**Dataset rows for apps and sites:**

================================

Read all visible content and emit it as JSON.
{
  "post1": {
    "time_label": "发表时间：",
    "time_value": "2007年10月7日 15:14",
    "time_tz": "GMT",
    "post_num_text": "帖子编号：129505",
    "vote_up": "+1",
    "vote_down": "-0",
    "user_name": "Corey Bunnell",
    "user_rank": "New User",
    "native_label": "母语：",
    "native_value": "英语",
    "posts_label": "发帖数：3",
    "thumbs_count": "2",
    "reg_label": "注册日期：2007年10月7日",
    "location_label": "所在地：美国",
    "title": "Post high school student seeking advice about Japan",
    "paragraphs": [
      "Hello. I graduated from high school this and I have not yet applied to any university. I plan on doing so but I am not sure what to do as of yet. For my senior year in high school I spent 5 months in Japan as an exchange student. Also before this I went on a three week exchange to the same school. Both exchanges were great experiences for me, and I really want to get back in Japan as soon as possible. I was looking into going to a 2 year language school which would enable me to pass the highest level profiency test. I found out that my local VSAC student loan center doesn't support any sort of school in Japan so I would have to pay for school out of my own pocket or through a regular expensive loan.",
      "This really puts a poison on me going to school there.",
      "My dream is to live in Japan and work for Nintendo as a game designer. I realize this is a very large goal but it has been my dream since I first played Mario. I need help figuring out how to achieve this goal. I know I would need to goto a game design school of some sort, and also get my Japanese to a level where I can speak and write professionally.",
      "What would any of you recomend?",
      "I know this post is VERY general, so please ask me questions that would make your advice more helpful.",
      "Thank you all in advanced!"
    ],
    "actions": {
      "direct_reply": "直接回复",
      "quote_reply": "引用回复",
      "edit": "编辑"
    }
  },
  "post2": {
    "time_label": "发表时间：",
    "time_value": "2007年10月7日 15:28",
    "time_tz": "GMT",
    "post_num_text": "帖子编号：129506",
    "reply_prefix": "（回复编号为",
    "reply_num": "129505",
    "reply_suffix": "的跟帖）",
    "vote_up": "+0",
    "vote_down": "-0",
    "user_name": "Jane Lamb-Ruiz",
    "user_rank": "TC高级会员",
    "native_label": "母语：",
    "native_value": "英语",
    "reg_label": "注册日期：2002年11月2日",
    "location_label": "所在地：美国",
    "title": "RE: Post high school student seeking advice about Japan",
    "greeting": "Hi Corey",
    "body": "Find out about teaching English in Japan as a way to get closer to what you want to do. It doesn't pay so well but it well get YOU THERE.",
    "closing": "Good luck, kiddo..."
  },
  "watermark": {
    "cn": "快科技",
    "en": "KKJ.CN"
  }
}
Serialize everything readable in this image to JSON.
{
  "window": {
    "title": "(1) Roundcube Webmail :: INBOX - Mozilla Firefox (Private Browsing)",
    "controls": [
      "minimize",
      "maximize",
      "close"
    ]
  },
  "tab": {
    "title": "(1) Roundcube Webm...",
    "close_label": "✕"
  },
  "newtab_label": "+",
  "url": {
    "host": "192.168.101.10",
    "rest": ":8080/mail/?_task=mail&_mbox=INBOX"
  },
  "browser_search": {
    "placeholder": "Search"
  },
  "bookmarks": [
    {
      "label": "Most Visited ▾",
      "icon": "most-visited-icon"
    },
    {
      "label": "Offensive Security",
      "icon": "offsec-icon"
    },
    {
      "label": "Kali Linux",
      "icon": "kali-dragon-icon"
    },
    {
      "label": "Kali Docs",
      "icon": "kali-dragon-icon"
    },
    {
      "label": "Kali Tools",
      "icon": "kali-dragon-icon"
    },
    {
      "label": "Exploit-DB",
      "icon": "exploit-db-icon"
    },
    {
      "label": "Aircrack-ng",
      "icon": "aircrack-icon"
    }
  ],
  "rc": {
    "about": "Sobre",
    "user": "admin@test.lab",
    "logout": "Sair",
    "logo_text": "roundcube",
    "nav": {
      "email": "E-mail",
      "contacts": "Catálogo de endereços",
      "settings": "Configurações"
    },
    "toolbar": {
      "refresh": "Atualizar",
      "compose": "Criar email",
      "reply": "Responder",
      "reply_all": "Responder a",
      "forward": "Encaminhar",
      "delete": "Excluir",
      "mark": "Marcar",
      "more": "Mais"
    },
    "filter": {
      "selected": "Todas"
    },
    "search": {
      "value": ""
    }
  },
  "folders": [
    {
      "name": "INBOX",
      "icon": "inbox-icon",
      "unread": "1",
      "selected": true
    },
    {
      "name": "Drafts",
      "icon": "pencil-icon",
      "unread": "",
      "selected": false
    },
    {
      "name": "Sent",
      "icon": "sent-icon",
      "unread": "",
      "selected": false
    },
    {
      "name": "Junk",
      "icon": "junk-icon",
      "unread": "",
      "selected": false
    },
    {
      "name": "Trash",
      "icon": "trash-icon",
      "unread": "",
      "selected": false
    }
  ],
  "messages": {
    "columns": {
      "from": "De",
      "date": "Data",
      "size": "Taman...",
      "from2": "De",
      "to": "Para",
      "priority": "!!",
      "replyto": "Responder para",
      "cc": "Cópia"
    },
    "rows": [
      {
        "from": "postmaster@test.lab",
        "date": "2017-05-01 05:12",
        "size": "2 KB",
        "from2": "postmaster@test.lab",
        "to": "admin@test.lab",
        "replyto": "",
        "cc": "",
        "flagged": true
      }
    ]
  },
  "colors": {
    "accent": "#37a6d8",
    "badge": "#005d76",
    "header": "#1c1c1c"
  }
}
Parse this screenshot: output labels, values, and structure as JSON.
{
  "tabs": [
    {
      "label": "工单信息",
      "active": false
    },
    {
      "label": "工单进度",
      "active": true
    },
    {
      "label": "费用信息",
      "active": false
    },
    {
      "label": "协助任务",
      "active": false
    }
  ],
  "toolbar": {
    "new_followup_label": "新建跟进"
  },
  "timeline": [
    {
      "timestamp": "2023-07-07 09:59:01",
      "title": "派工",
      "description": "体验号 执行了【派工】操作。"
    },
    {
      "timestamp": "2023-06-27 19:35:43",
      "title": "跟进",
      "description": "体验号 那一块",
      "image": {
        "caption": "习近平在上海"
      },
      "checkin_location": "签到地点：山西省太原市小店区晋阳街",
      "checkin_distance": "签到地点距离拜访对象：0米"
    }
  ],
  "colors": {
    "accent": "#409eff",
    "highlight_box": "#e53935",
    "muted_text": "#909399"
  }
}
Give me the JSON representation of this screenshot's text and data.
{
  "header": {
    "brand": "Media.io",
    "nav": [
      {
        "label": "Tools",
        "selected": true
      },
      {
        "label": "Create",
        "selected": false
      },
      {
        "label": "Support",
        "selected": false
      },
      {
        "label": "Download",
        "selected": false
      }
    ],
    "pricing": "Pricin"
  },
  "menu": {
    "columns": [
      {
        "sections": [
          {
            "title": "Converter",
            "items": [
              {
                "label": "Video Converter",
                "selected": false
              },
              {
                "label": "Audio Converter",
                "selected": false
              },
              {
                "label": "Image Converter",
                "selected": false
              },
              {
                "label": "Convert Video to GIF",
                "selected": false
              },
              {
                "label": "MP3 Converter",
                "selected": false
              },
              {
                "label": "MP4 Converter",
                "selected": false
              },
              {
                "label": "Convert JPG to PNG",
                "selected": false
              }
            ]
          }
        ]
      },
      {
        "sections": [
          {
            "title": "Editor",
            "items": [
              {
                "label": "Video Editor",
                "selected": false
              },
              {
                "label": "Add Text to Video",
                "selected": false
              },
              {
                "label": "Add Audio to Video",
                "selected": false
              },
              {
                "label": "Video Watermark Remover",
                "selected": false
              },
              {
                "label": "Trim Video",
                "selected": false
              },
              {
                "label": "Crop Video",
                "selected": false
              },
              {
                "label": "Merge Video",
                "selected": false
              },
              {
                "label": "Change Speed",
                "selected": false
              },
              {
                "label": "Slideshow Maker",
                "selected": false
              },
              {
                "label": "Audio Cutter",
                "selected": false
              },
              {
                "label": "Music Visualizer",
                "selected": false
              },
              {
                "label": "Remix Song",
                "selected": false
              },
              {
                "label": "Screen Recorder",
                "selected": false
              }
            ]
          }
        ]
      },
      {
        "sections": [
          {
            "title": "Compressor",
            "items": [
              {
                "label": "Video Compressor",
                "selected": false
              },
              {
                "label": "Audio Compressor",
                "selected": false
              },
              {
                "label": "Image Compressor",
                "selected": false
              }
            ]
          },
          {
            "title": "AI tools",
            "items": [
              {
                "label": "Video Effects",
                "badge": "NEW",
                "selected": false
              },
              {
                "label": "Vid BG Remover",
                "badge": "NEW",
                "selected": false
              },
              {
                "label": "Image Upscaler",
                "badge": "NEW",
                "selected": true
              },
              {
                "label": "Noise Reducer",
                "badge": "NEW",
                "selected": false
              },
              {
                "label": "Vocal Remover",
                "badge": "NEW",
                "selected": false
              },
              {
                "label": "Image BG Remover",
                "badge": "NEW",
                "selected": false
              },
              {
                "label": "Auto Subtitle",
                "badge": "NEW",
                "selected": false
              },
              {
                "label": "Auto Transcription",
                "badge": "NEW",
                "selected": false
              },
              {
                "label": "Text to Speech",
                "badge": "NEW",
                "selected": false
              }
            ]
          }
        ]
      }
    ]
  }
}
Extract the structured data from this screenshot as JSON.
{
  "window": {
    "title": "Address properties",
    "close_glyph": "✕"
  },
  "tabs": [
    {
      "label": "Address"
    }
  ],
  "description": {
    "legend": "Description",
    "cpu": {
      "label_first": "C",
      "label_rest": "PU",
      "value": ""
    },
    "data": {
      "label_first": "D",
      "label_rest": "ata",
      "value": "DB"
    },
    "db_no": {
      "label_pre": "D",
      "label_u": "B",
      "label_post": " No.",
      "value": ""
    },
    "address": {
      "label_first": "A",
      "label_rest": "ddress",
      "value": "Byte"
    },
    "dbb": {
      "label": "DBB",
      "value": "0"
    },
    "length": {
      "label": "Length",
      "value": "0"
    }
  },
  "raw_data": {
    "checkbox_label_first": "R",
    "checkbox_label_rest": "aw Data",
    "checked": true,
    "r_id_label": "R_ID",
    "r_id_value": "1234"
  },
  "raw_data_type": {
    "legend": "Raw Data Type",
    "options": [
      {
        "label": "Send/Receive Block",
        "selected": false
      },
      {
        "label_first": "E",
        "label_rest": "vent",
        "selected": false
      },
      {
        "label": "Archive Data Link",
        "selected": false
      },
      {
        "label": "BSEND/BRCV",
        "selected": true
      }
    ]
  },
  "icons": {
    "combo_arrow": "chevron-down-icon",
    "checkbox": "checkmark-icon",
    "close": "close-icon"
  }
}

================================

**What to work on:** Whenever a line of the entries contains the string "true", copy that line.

**Exercise solution:**
      "selected": true
        "flagged": true
      "active": true
        "selected": true
                "selected": true
    "checked": true,
        "selected": true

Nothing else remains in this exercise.